VIRGINIA BEACH, Va. — The telephone calls started coming into 13News Now shortly after 6:30 p.m. Monday. People started messaging us. They posted on our Facebook page. From Virginia Beach to Chesapeake people wanted to know what a loud boom was and what caused the ground to shake where they were.
The U.S. Navy confirmed Tuesday that an F/A-18 Super Hornet based at Naval Air Station Oceana caused a sonic boom.
Cmdr. Dave Hecht, public affairs officer for Commander, Naval Air Force Atlantic, told 13News Now:
Based on an analysis of data by Fleet Area Control and Surveillance Facility Virginia Capes and Strike Fighter Wing Atlantic, we can conclusively state the loud noise heard across Hampton Roads at approximately 6:30 p.m. on Monday, April 29 was a sonic boom generated by a U.S. Navy F/A-18 Super Hornet based at NAS Oceana. The aircraft was conducting routine training over the Atlantic Ocean approximately 32 miles off the coast.
Before the Navy confirmed the source of the noise, the National Weather Service in Wakefield said the boom appeared to be a sonic boom. It explained the noise was "perhaps ducted/augmented by a temperature inversion due to persistent low cloud cover yesterday. Double boom sound in video fits with supersonic aircraft theory."
The first people who reached out to 13News Now lived near NAS Oceana. Calls, posts, and emails quickly followed from people in other parts of Virginia Beach and in Chesapeake and other cities.

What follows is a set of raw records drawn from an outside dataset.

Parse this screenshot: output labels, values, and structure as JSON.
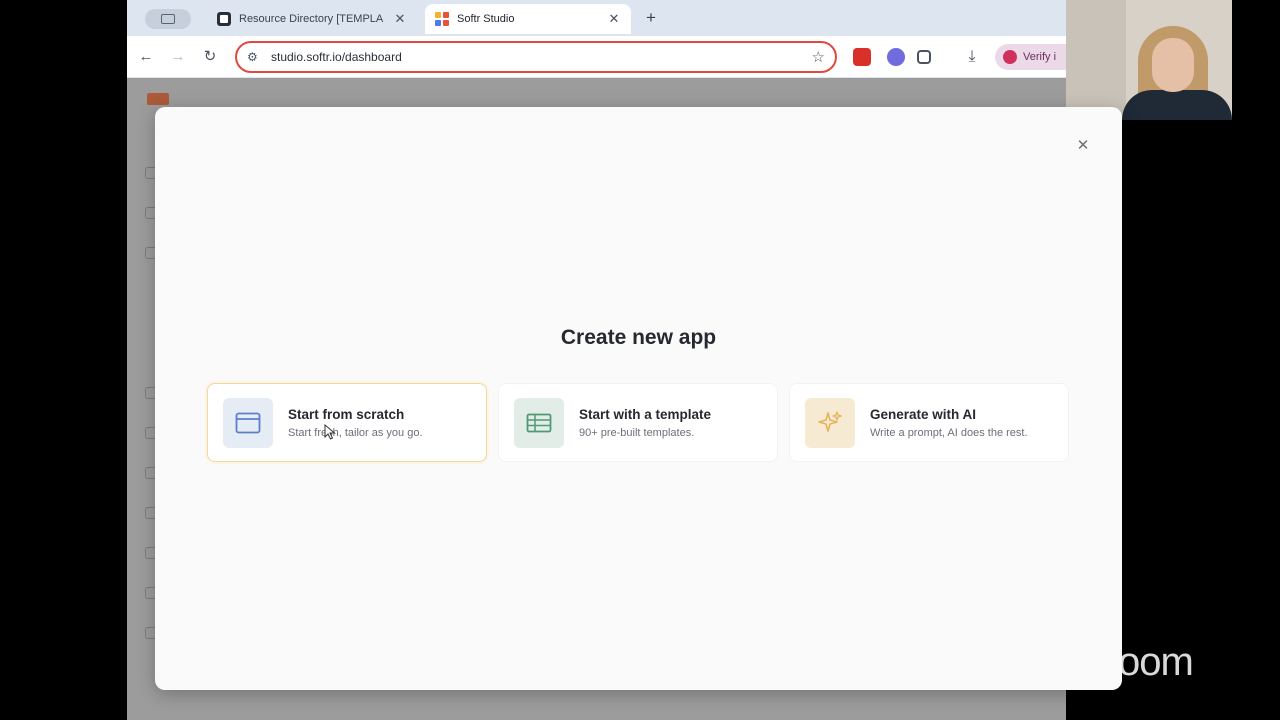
{
  "browser": {
    "tabs": [
      {
        "title": "Resource Directory [TEMPLA",
        "active": false,
        "favicon": "notion-icon"
      },
      {
        "title": "Softr Studio",
        "active": true,
        "favicon": "softr-icon"
      }
    ],
    "url": "studio.softr.io/dashboard",
    "profile_label": "Verify i"
  },
  "modal": {
    "title": "Create new app",
    "options": [
      {
        "title": "Start from scratch",
        "subtitle": "Start fresh, tailor as you go.",
        "icon": "window-icon",
        "selected": true
      },
      {
        "title": "Start with a template",
        "subtitle": "90+ pre-built templates.",
        "icon": "table-icon",
        "selected": false
      },
      {
        "title": "Generate with AI",
        "subtitle": "Write a prompt, AI does the rest.",
        "icon": "sparkle-icon",
        "selected": false
      }
    ]
  },
  "overlay": {
    "watermark": "oom"
  },
  "colors": {
    "omnibox_border": "#e1483f",
    "selected_card_border": "#f0d8a6",
    "scratch_icon": "#5b7fc7",
    "template_icon": "#4f9a74",
    "ai_icon": "#e5b35c"
  }
}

"We heard and felt this boom, it was kind of like head to toe, we felt a little bit underneath our feet," said Mandy Berkowitz who lives in the Heritage Park neighborhood in Virginia Beach.
Berkowitz just pulled into her driveway when she experienced the unsettling feeling.
"My first reaction was run inside and make sure my son was ok, it's just one of those weird moments. It's nothing I ever heard before," said Berkowitz.
"I was sort of scared, and when my mom came in, I knew that it was ok," said her son Jack.
Neighbors began wandering out of their homes into the street looking at each other in confusion.
"I came outside and I saw my neighbor across the street and said, 'did you hear that' and he said, 'ok I'm not crazy,'" said Christy James.
James felt like her house was caving in.
"It just felt like a pressure down on the house. It almost felt like something fell on the house," said James.
Fifteen minutes away at Indian River Plantation ceiling tiles crashed down from a porch. It's a mysterious evening these residents won't forget.
"For me, I felt it in my ears, so it was more of a boom than a shake," said Berkowitz.
Someone in Hampton commented she felt it in the Grandview section of the city. People from other areas including Norfolk and Windsor shared similar accounts.